‘Beer Belly’ myth busted
‘Beer Belly’ myth busted
It is widely thought that beer is fattening, but new evidence suggests the ‘beer belly’ is a myth. In fact, the latest scientific evidence from the UK concludes that beer has nutritional and wellbeing benefits which are at least similar to wine, reports the Brewers Association of Australia and New Zealand.
The report Beer & calories; a scientific review assessed the latest scientific literature on beer and was written by nutritionist Dr Kathryn O’Sullivan, a public health nutritionist with over 20 years’ experience. The aim of her report, produced for the British Beer and Pub Association, was to see whether beer was responsible for any extra weight gain over other alcoholic drinks such as wine.
Although Dr O’Sullivan does not dispute the evidence of the effect of excessive alcohol consumption on increased mortality and morbidity, she argues there is growing scientific support that moderate consumption of beer can be associated with health benefits. She says that obviously, if drunk in huge quantities, beer will cause weight gain - but so would any type of alcohol or excessive food intake. It must also be considered together with an individual’s health profile.
It is all about energy in
and energy out, regardless of whether they are from beer,
wine or food. In many instances beer has a relatively lower
calorie value compared to other alcoholic drinks as well as
a variety of everyday food items such as a banana, a bag of
crisps or a cappuccino. Per 100ml a 5% lager contains 43
calories, compared to a 12% white wine, which contains 84
A good rule of thumb is the higher the alcohol content, the higher the calories, so in this sense beer is the drink of moderation.
Dr O’Sullivan notes that beer contains vitamins, fibre, antioxidants, and minerals such as silicon which may help to lower the risk of osteoporosis. Hops have a number of health benefits.
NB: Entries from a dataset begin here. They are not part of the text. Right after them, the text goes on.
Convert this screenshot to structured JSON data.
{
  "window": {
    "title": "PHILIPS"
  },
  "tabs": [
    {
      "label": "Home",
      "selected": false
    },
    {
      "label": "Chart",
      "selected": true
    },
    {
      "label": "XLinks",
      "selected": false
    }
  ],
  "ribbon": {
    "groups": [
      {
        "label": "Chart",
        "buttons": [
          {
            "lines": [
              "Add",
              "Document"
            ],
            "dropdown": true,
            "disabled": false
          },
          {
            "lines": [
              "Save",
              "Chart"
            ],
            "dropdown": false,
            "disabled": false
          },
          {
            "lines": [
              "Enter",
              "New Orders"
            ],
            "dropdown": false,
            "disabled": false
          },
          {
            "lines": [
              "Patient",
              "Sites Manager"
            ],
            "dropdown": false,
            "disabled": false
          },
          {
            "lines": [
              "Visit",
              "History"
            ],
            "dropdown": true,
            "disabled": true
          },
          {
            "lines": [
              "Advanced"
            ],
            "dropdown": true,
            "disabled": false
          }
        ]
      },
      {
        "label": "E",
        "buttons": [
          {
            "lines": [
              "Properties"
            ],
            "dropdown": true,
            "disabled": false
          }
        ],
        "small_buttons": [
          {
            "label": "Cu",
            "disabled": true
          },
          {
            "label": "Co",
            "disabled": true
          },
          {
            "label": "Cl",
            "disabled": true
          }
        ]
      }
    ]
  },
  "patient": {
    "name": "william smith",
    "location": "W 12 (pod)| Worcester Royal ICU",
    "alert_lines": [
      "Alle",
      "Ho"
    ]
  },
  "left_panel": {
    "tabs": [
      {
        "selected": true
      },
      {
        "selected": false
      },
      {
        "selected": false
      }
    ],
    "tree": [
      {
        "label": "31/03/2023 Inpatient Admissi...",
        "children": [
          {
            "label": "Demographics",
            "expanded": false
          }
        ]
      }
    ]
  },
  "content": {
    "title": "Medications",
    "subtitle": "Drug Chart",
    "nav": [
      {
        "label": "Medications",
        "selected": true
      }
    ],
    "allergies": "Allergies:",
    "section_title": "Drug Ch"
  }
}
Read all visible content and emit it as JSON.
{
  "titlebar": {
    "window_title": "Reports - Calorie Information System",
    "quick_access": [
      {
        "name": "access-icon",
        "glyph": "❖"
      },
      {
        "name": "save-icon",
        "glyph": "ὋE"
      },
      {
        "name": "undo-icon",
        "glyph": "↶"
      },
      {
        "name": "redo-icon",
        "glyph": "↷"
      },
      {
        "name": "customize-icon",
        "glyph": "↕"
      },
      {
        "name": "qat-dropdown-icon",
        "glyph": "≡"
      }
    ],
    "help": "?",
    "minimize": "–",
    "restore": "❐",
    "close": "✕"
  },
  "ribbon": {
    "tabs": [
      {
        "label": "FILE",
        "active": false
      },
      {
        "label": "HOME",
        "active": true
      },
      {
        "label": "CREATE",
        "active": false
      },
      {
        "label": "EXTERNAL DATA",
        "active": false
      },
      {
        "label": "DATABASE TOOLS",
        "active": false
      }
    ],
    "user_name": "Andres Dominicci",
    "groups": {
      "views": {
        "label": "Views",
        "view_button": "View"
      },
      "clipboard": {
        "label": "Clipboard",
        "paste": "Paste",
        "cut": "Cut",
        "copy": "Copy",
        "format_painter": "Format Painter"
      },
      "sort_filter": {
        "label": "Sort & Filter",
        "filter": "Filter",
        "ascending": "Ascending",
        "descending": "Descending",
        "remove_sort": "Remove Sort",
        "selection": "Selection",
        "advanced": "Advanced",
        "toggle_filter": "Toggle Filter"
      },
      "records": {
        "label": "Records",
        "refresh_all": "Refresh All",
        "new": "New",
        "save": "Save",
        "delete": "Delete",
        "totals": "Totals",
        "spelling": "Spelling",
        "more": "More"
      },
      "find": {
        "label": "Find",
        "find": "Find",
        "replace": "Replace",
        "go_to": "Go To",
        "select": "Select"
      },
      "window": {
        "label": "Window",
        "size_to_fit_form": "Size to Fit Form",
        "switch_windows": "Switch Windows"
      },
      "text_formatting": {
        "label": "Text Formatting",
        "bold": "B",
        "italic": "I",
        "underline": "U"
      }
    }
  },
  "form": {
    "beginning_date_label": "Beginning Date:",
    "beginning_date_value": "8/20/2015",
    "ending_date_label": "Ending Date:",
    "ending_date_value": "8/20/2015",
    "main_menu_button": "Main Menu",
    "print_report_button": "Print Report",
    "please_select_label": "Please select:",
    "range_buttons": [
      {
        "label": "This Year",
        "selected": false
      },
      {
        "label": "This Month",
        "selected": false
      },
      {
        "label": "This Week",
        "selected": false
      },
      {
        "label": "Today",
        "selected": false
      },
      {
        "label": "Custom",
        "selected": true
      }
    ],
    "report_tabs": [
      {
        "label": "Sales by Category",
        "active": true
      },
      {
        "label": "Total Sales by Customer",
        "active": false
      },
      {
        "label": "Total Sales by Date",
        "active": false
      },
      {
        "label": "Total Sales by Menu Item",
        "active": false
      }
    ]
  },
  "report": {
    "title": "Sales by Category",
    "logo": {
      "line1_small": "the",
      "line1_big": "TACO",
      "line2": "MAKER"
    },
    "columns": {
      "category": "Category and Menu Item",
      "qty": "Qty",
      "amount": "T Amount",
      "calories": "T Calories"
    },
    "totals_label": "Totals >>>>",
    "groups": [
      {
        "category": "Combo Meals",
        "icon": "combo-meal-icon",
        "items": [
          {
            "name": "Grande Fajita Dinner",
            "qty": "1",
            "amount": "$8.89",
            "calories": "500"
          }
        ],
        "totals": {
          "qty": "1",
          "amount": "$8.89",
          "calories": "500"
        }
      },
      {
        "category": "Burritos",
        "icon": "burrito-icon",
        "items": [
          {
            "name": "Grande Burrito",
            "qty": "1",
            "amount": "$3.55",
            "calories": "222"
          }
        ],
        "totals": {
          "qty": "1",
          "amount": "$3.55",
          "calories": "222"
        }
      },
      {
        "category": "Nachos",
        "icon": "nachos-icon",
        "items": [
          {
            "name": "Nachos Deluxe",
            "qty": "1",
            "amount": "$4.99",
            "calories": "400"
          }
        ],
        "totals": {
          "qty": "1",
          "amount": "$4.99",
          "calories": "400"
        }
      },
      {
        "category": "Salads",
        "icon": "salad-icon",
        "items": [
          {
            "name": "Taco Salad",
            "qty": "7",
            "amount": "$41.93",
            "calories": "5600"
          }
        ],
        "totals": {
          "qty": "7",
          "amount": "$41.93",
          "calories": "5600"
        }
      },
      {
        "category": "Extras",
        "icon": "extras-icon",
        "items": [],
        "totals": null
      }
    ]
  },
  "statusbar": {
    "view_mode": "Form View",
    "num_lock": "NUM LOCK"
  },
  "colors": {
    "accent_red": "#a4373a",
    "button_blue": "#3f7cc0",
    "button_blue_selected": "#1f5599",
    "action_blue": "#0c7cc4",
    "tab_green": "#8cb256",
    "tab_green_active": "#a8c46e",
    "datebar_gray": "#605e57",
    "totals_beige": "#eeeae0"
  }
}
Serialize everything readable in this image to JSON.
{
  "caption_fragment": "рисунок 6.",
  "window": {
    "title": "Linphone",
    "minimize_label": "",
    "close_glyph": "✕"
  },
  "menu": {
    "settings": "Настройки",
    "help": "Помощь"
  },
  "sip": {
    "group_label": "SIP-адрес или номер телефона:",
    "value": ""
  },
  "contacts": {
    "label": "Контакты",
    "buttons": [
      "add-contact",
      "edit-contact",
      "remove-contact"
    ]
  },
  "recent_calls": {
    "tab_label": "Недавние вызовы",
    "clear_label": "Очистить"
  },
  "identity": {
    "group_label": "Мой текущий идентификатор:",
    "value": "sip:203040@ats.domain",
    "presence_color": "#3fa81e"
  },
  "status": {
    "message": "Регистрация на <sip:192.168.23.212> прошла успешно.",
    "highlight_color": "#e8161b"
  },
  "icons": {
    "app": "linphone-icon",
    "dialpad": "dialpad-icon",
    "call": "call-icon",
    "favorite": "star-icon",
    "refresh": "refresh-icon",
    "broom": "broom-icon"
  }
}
She said: 'While the nutritional and health benefits of wine are regularly promoted, the scientific research on beer is less known and rarely reported’.
The Brewers Association of Australia and New Zealand says that whilst people should not rush out and drink large amounts of alcohol on the basis of these health benefits, this study shows that there are many potential benefits of beer, for our health and well-being, and when drunk in moderation beer alone will not lead to the dreaded “beer belly”.
• 10 per cent of people wrongly believe that beer contains fat – it actually contains zero fat and zero cholesterol
• 24 per cent of people wrongly think that red wine, rather than beer, contains the most vitamins
• 13 per cent of people incorrectly believe that beer is made from ‘chemicals’, rather than its natural ingredients malted barley and hops.
For further information about the report see: